He said he thinks many of the politicians who often side with illegal immigrants are looking for future votes.
“The difference between these [illegal] immigrants coming in now, they’re trying to bring their country into our country,” he said. “We are the United States of America, and I think this oughta be a Christian country the way our forefathers perceived it to be.”
However, Gonzales said the illegal immigrants he catches aren’t as confident as they were during the Obama era.
“When Obama was in office, these illegal immigrants were very cocky with us. They went on about ‘the Dream Act, Obama, the Dream Act,’” he said.

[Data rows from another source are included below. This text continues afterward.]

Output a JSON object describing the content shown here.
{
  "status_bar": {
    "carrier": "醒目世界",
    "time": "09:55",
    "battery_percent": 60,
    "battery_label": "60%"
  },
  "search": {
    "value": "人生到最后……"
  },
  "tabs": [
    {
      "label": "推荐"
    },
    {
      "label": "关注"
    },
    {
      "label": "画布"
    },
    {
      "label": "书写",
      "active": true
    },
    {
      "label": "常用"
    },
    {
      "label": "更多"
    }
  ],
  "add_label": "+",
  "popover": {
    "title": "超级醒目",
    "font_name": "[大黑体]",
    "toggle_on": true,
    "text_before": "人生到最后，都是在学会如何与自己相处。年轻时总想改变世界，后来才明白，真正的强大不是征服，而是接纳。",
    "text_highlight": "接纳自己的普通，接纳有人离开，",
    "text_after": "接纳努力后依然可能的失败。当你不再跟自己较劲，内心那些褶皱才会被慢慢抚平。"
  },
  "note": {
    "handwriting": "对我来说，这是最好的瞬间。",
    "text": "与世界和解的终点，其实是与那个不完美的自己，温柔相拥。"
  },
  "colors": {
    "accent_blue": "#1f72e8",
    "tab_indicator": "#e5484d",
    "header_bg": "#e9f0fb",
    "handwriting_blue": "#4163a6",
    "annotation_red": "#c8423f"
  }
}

“They were very cocky. Like, ‘hey, we’ve got our rights and we’re going to become citizens because of the Dream Act Obama’s introducing.’”
‘We Already Have Bad People’
Gonzales said most Americans don’t understand what law enforcement deals with as far as illegal alien crime.
“It’s very, very hard to do our job,” he said. “We already have thugs that are citizens here, we already have bad people—we don’t need any more.”
“As a sheriff, as a leader in law enforcement, I’m very concerned about my people’s safety. I’d feel horrible if somebody got injured, seriously injured, or killed, because [of]—I don’t care if they’re illegal or not, but especially—an illegal person. They shouldn’t have been here to begin with.”
The sheriff provided a snapshot of what it takes for law enforcement to deal with one vehicle pursuit of an illegal alien.
“It costs a lot of taxpayers’ money chasing these people, [it] costs a lot of man hours. When a county deputy or a DPS state trooper gets on the chase, you get all different law enforcement agencies involved in the chase—you know, we’re trying to back each other up. There could be 12 officers for one chase, for four or five hours. A lot of times, they’ll wreck their vehicles, damage their vehicles,” he said.
“It’s a burden to us, it’s a burden to the people of the United States.”